How to: Get rid of the nofollow attribute on your WordPress blog

Wordpress, like many other blog engines, uses the rel="nofollow" attribute in comments for the so-called fight against spam. If this was a good idea, it is totally ineffective, and in addition, a link with this attribute will not receive any credit by Google when they rank websites. It is therefore clearly in the interest of bloggers to get rid of rel="nofollow" attribute.


The little history of nofollow

The rel=”nofollow” attribute was introduced back in 2005 by Google. The idea behind this concept was that if a link would not affect Google, spammers stop their harmful activities. If the idea was excellent , any blogger still receive dozens of spam comments daily.

If you own a WordPress blog, there’s a strong chance that the links in the comments are nofollow. Does this prevents spammers to try to post their links for Rolex and Viagra? Certainly not.

Moreover, when one of your readers leaves a comment on your blog, if he has a website, he’ll probably fill the url field and make a link to his own blog. But as the link does have a rel=”nofollow” attribute, it will not receive any credit by Google when they rank websites.

Of course, you leave a comment on a blog when you have something interesting to say, not just because you want to have more backlinks and a higher pagerank.
However, I think that when a reader writes an appropriate comment on my blog, he really deserves that his link should be counted as a backlink, and provide him – on the long term – a higher pagerank.

So, CatsWhoCode.com is a 100% dofollow blog.

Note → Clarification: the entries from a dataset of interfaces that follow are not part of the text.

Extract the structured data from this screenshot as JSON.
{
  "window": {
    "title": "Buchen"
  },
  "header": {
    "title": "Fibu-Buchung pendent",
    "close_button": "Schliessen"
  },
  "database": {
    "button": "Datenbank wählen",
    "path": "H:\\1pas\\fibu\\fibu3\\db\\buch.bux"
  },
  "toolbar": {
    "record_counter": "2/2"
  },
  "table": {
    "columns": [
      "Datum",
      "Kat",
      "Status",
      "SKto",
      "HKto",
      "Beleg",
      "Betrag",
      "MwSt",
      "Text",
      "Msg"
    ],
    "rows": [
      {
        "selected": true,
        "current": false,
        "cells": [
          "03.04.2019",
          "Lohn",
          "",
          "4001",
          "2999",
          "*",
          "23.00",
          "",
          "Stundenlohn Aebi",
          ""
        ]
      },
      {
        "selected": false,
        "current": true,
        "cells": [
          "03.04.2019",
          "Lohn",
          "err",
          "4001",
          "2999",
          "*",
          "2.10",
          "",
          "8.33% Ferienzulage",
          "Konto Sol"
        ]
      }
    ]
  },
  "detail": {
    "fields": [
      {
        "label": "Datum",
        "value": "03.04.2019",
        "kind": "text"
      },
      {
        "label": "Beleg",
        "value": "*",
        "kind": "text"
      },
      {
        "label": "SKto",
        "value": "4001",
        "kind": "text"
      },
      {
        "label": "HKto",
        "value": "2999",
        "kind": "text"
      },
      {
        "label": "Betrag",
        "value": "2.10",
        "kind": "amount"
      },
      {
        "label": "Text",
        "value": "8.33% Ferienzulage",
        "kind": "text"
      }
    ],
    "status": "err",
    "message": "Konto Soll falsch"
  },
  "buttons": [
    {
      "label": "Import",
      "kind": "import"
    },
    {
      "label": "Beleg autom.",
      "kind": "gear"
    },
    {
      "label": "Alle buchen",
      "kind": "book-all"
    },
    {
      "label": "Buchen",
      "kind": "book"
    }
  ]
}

Any url on this website is counted by Google as a backlink. No nofollow either on my personal weblog.

How to: Get rid of the nofollow attribute on your WordPress blog

Time to follow

You’re convinced of the interest of turning off the rel=”nofollow” attribute and you own a blog running WordPress? Here’s two ways to get rid of this non SEO-Friendly attribute:

Editing WordPress core:

Modifiying WordPress core is generally not recommended. However, this solution is kinda easy to implement if you don’t want to install another plugin. The biggest drawback of this technique is that after you upgraded WordPress, you must restart the operation.

To get rid of the attribute rel=”nofollow” directly in the code of WordPress, proceed as follows:
Edit the file-how template.php, it resides in the wp-includes directory.
Go to line 48. You should see this:

$return = "<a href='$url' rel='external nofollow'>$author</a>";

Then, you just have to delete the nofollow:

$return = "<a href='$url' rel='external'>$author</a>";

Just save the file, and you’re done.

Using a dedicated plugin:

There are several plugins WordPress that will work for you. The advantage of a plugin is that you’ll not need to modify WordPress core, and after you upgrade your WordPress version, you’ll just have to reactivate the plugin to re-delete the nofollow.

If a plugin is what you chose (good choice!), DoFollow 4.0 and Nofollow Free are both very good in my opinion. They’re super easy to install: Just download the file on the author’s site, upload it to your wp-content/plugins directory, activate it, and bye bye nofollow.

After you deleted the rel=”nofollow” from your blog, don’t hesitate to claim it! On my personal blog, I received more interesting comments after saying goodbye to this useless attribute.

Happy dofollow blogging 😉